- **Requirement**: What is needed is an exact copy of all the entries.

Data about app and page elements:

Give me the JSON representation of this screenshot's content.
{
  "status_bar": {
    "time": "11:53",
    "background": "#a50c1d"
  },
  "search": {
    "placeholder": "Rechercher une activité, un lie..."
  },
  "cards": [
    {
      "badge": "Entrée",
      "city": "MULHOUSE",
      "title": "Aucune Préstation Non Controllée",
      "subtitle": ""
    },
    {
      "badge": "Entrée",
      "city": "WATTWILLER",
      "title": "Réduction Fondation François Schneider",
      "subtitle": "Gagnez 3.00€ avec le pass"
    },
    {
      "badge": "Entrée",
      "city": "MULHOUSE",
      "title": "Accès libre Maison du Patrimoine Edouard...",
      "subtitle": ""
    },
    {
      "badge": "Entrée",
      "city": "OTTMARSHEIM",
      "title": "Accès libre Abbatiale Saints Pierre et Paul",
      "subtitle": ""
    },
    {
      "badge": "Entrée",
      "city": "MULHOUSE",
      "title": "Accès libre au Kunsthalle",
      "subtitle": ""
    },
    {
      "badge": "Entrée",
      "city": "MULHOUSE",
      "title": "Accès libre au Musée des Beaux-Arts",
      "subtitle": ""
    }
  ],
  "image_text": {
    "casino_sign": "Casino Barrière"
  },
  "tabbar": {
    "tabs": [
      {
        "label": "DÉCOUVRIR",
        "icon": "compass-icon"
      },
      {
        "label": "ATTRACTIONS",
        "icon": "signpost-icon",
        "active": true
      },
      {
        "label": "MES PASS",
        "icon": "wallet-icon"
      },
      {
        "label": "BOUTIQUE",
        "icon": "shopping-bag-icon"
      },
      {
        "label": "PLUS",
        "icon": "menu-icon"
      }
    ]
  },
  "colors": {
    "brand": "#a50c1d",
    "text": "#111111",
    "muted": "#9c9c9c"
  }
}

- **Reply**:
Give me the JSON representation of this screenshot's content.
{
  "status_bar": {
    "time": "11:53",
    "background": "#a50c1d"
  },
  "search": {
    "placeholder": "Rechercher une activité, un lie..."
  },
  "cards": [
    {
      "badge": "Entrée",
      "city": "MULHOUSE",
      "title": "Aucune Préstation Non Controllée",
      "subtitle": ""
    },
    {
      "badge": "Entrée",
      "city": "WATTWILLER",
      "title": "Réduction Fondation François Schneider",
      "subtitle": "Gagnez 3.00€ avec le pass"
    },
    {
      "badge": "Entrée",
      "city": "MULHOUSE",
      "title": "Accès libre Maison du Patrimoine Edouard...",
      "subtitle": ""
    },
    {
      "badge": "Entrée",
      "city": "OTTMARSHEIM",
      "title": "Accès libre Abbatiale Saints Pierre et Paul",
      "subtitle": ""
    },
    {
      "badge": "Entrée",
      "city": "MULHOUSE",
      "title": "Accès libre au Kunsthalle",
      "subtitle": ""
    },
    {
      "badge": "Entrée",
      "city": "MULHOUSE",
      "title": "Accès libre au Musée des Beaux-Arts",
      "subtitle": ""
    }
  ],
  "image_text": {
    "casino_sign": "Casino Barrière"
  },
  "tabbar": {
    "tabs": [
      {
        "label": "DÉCOUVRIR",
        "icon": "compass-icon"
      },
      {
        "label": "ATTRACTIONS",
        "icon": "signpost-icon",
        "active": true
      },
      {
        "label": "MES PASS",
        "icon": "wallet-icon"
      },
      {
        "label": "BOUTIQUE",
        "icon": "shopping-bag-icon"
      },
      {
        "label": "PLUS",
        "icon": "menu-icon"
      }
    ]
  },
  "colors": {
    "brand": "#a50c1d",
    "text": "#111111",
    "muted": "#9c9c9c"
  }
}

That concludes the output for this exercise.